4. Canada: $145.4 billion (8.4% of GDP)
5. Australia: $133.5 billion (9.7% of GDP)
Does it mean that the role of the nation state has once again been reinforced as a prime investor and the neo-liberal era is meeting the beginning of it end.
But look at the Indian story. Instead of following the trend of infusing liquidity into the market and giving cash to the people to buy goods, the stimulus packages announced by the finance minister is nothing but a big fraud committed by the prime minister and the finance minister in order to veneer their blunder and accept their failure.
The demand in the economy has fallen massively owing to the lockdown. The daily wager and even the salary earners who have been laid off are in no capacity to buy. The middle classes are also confined to their homes and are not buying except booze and food. The hospitality, entertainment and transport etc., are closed.
The basic premise of the ‘stimulus’ of awarding loan to the entrepreneurs and other sections has just not taken off.

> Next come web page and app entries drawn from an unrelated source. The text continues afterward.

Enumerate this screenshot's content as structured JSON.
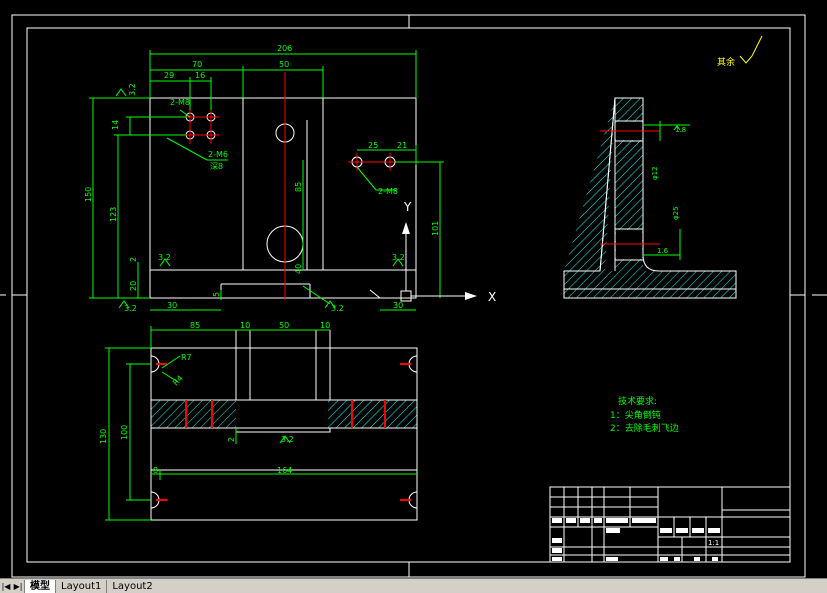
{
  "drawing": {
    "views": {
      "top": {
        "dims": {
          "overall_width": "206",
          "d70": "70",
          "d50": "50",
          "d29": "29",
          "d16": "16",
          "note_2m8_a": "2-M8",
          "r32a": "3.2",
          "d14": "14",
          "note_2m6": "2-M6",
          "note_deep": "深8",
          "d150": "150",
          "d123": "123",
          "d85": "85",
          "d101": "101",
          "d25": "25",
          "d21": "21",
          "note_2m8_b": "2-M8",
          "d2": "2",
          "r32b": "3.2",
          "d20": "20",
          "r32c": "3.2",
          "d30a": "30",
          "d5": "5",
          "r32d": "3.2",
          "d30b": "30",
          "d40": "40",
          "r32e": "3.2",
          "r32f": "3.2"
        },
        "axis_y": "Y",
        "axis_x": "X"
      },
      "front": {
        "dims": {
          "d85": "85",
          "d10a": "10",
          "d50": "50",
          "d10b": "10",
          "r7": "R7",
          "r4": "R4",
          "d130": "130",
          "d100": "100",
          "d2": "2",
          "r32": "3.2",
          "d8": "8",
          "d164": "164"
        }
      },
      "side": {
        "dims": {
          "r18": "1.8",
          "d12": "φ12",
          "d25": "φ25",
          "r16": "1.6"
        }
      }
    },
    "surface_note": "其余",
    "tech_req": {
      "title": "技术要求:",
      "items": [
        "1：尖角倒钝",
        "2：去除毛刺飞边"
      ]
    },
    "title_block": {
      "scale": "1:1"
    }
  },
  "tabs": {
    "model": "模型",
    "layout1": "Layout1",
    "layout2": "Layout2"
  },
  "colors": {
    "background": "#000000",
    "geometry": "#ffffff",
    "dimension": "#00ff00",
    "center": "#ff0000",
    "hatch": "#00ffff",
    "text": "#ffff00"
  }
}
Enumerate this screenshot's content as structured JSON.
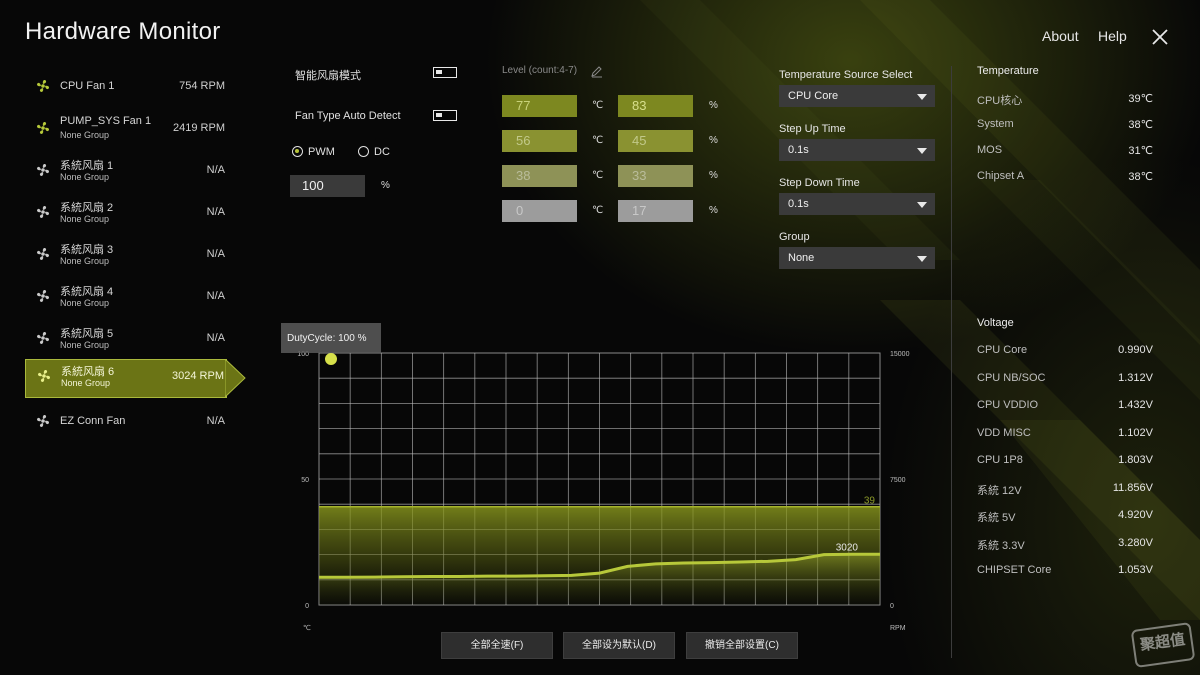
{
  "app": {
    "title": "Hardware Monitor"
  },
  "topnav": {
    "about": "About",
    "help": "Help"
  },
  "fans": [
    {
      "name": "CPU Fan 1",
      "group": "",
      "rpm": "754 RPM",
      "active": false
    },
    {
      "name": "PUMP_SYS Fan 1",
      "group": "None Group",
      "rpm": "2419 RPM",
      "active": false
    },
    {
      "name": "系統风扇 1",
      "group": "None Group",
      "rpm": "N/A",
      "active": false
    },
    {
      "name": "系統风扇 2",
      "group": "None Group",
      "rpm": "N/A",
      "active": false
    },
    {
      "name": "系統风扇 3",
      "group": "None Group",
      "rpm": "N/A",
      "active": false
    },
    {
      "name": "系統风扇 4",
      "group": "None Group",
      "rpm": "N/A",
      "active": false
    },
    {
      "name": "系統风扇 5",
      "group": "None Group",
      "rpm": "N/A",
      "active": false
    },
    {
      "name": "系統风扇 6",
      "group": "None Group",
      "rpm": "3024 RPM",
      "active": true
    },
    {
      "name": "EZ Conn Fan",
      "group": "",
      "rpm": "N/A",
      "active": false
    }
  ],
  "controls": {
    "smart_fan_label": "智能风扇模式",
    "fan_type_label": "Fan Type Auto Detect",
    "pwm_label": "PWM",
    "dc_label": "DC",
    "mode_selected": "PWM",
    "duty_value": "100",
    "duty_unit": "%"
  },
  "levels": {
    "header": "Level (count:4-7)",
    "temp_unit": "℃",
    "pct_unit": "%",
    "rows": [
      {
        "temp": "77",
        "pct": "83"
      },
      {
        "temp": "56",
        "pct": "45"
      },
      {
        "temp": "38",
        "pct": "33"
      },
      {
        "temp": "0",
        "pct": "17"
      }
    ]
  },
  "settings": {
    "temp_source_label": "Temperature Source Select",
    "temp_source_value": "CPU Core",
    "step_up_label": "Step Up Time",
    "step_up_value": "0.1s",
    "step_down_label": "Step Down Time",
    "step_down_value": "0.1s",
    "group_label": "Group",
    "group_value": "None"
  },
  "temperature": {
    "header": "Temperature",
    "items": [
      {
        "name": "CPU核心",
        "value": "39℃"
      },
      {
        "name": "System",
        "value": "38℃"
      },
      {
        "name": "MOS",
        "value": "31℃"
      },
      {
        "name": "Chipset A",
        "value": "38℃"
      }
    ]
  },
  "voltage": {
    "header": "Voltage",
    "items": [
      {
        "name": "CPU Core",
        "value": "0.990V"
      },
      {
        "name": "CPU NB/SOC",
        "value": "1.312V"
      },
      {
        "name": "CPU VDDIO",
        "value": "1.432V"
      },
      {
        "name": "VDD MISC",
        "value": "1.102V"
      },
      {
        "name": "CPU 1P8",
        "value": "1.803V"
      },
      {
        "name": "系統 12V",
        "value": "11.856V"
      },
      {
        "name": "系統 5V",
        "value": "4.920V"
      },
      {
        "name": "系統 3.3V",
        "value": "3.280V"
      },
      {
        "name": "CHIPSET Core",
        "value": "1.053V"
      }
    ]
  },
  "chart_data": {
    "type": "line",
    "tooltip": "DutyCycle: 100 %",
    "left_axis": {
      "ticks": [
        "100",
        "50",
        "0"
      ],
      "unit": "℃",
      "ylim": [
        0,
        100
      ]
    },
    "right_axis": {
      "ticks": [
        "15000",
        "7500",
        "0"
      ],
      "unit": "RPM",
      "ylim": [
        0,
        15000
      ]
    },
    "series": [
      {
        "values": [
          39,
          39,
          39,
          39,
          39,
          39,
          39,
          39,
          39,
          39,
          39,
          39,
          39,
          39,
          39,
          39,
          39,
          39,
          39,
          39,
          39
        ]
      },
      {
        "values": [
          1650,
          1650,
          1660,
          1680,
          1700,
          1700,
          1720,
          1720,
          1740,
          1760,
          1900,
          2300,
          2450,
          2500,
          2520,
          2560,
          2600,
          2700,
          3000,
          3020,
          3020
        ]
      }
    ],
    "temp_current_label": "39",
    "rpm_current_label": "3020",
    "control_point": {
      "x": 0,
      "y": 100
    }
  },
  "buttons": {
    "full_speed": "全部全速(F)",
    "default_all": "全部设为默认(D)",
    "undo_all": "撤销全部设置(C)"
  },
  "watermark": "聚超值"
}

For the simple reason there is no security in the economy. Even if loans are borrowed there is no guarantee that they will be paid back. Moreover it is delinquency of the buyer and for that the purchasing strength of the buyer must be enhanced. But instead the government has harped on facilitating loans, which are not going to take off.
A lot many economists including those who are not from the Left have argued for a Keynesian pump in the economy to ensure that the demand gets generated. However, the government chose a different path. Why ? Some of them are of the opinion that it is the gibberish mindset of the leader of the government, which was initially felt during the demonetization and another round of it happened during the lockdown followed by the ‘stimulus’ package. However, Prabhat Patnaik makes a distinction between the two decisions. The demonetization could be because of a foolish idea, but the present package to not to infuse currency in the market and thus create a demand thereby increasing the fiscal deficit is actually linked to the credit rating by the globalised finance capital. The Modi government does not want to annoy the foreign finance capital by increasing the fiscal deficit with the fear that it will fly off. Though the reality is that the global finance capital is moving out and what is required is more regulations.
In such a scenario where the government is committed to appease the corporate by even allowing dilution of the labour laws the legitimacy of the government is questioned. In order to bypass from the real issue of failure of the government in the country to provide any relief to its people, the government is harping on greater authoritarianism and spreading the communal virus to legitimize its presence.
Whether it is the beginning of the end of the neoliberal era would be quite premature to say, at least in the Indian context!
Tikender Singh Panwar is former Deputy Mayor of Shimla and advisor to Samruddha Bharat Foundation.